Of the three recommendations not supported I highlight two that recommended structural change—recommendation No. 22 goes to achieving a consistent approach to nursing practice and recommendation No. 10 suggests a holistic approach by the many cancer related services. So apparently a unified and integrated approach is not supported. As a consumer, that is what I would really like to see. As the member for Newcastle, I think the people I represent would like that possibility explored further and I do not intend to let that ideal slip away. If patient need and care was central to any structure of cancer services then I think integration of services and the setting up of pathways that link those services to guide both patients and their medical professionals would be critical to optimising successful outcomes in patient treatment and care. I would also think they would be critical to removing any inefficiencies and duplication. I think a consistent high-level approach by most practitioners would also be something that every patient would want to see.

Measures are being taken from the recommendations made but the main sticking point to implementation and achieving significant improvement is that New South Wales Health states that HNE Health and Calvary Mater Newcastle plan to work together in order to 'free-up existing dollars in order to invest in the priorities'. Everyone sitting here knows that that is code for 'they just need to squeeze those health dollars a little more and spread it around differently and all will be fixed'. That is just an insult.
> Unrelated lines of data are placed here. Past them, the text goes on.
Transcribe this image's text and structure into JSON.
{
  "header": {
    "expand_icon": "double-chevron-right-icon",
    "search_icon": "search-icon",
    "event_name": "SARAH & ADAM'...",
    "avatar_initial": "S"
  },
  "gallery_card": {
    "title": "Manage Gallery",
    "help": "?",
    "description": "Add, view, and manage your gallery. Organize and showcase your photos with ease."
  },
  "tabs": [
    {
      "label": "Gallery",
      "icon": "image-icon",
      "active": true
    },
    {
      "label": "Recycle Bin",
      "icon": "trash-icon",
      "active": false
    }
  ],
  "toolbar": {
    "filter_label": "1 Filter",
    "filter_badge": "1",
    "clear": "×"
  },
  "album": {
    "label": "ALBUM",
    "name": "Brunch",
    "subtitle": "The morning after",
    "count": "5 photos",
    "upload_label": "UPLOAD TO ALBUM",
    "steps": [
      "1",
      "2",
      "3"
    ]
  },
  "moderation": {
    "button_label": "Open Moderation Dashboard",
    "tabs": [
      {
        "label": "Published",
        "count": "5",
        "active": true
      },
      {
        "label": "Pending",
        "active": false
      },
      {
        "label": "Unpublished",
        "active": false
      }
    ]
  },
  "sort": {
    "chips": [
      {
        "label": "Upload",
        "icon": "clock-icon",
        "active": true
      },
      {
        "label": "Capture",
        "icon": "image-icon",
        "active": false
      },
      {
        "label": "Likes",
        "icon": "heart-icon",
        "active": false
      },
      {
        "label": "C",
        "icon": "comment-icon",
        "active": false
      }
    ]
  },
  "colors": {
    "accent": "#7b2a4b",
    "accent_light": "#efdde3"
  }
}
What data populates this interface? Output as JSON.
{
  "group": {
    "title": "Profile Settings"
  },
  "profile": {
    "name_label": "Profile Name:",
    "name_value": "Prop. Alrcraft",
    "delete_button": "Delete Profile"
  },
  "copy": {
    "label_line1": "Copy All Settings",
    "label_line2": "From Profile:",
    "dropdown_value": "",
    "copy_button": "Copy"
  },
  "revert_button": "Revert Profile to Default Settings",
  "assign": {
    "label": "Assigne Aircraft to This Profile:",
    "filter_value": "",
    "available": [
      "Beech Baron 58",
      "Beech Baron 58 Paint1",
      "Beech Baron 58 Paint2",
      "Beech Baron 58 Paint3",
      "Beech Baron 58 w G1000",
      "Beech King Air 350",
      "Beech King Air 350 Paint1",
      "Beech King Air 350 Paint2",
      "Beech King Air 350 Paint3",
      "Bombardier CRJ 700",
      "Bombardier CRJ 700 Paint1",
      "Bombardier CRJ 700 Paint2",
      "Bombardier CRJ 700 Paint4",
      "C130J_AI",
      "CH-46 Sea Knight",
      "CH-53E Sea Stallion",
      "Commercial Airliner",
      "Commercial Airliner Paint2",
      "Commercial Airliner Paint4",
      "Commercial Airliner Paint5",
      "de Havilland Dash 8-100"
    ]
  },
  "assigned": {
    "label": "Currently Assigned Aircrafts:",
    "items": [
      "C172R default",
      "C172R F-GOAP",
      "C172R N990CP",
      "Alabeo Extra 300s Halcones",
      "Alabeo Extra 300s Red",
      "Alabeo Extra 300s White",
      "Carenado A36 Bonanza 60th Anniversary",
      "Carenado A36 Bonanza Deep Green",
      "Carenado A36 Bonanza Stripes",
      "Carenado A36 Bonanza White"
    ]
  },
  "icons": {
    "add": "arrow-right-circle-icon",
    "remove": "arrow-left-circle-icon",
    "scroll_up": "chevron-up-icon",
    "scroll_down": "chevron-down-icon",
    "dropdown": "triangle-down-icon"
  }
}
After years of inadequate resourcing, I acknowledge by both the previous Labor government, according to the report, and the Liberal government, any catch-up will require additional funds, and those funds need to be injected now by the current New South Wales government. The Herald reports that that could be up to $10 million a year. The review found Newcastle's services are understaffed and workers are under pressure. It reveals that people are not receiving treatment that they would otherwise receive in places like Sydney and they are dying as a result. So I call on the local state government MPs—all of them—to do the job they were elected to do and stand up for the people of Newcastle and the Hunter so that we do have the oncology services we are entitled to and need.

The SPEAKER: While I can understand the enthusiasm of the member for Cowan, he should not stand while another honourable member has the call. I call the honourable member for Cowan.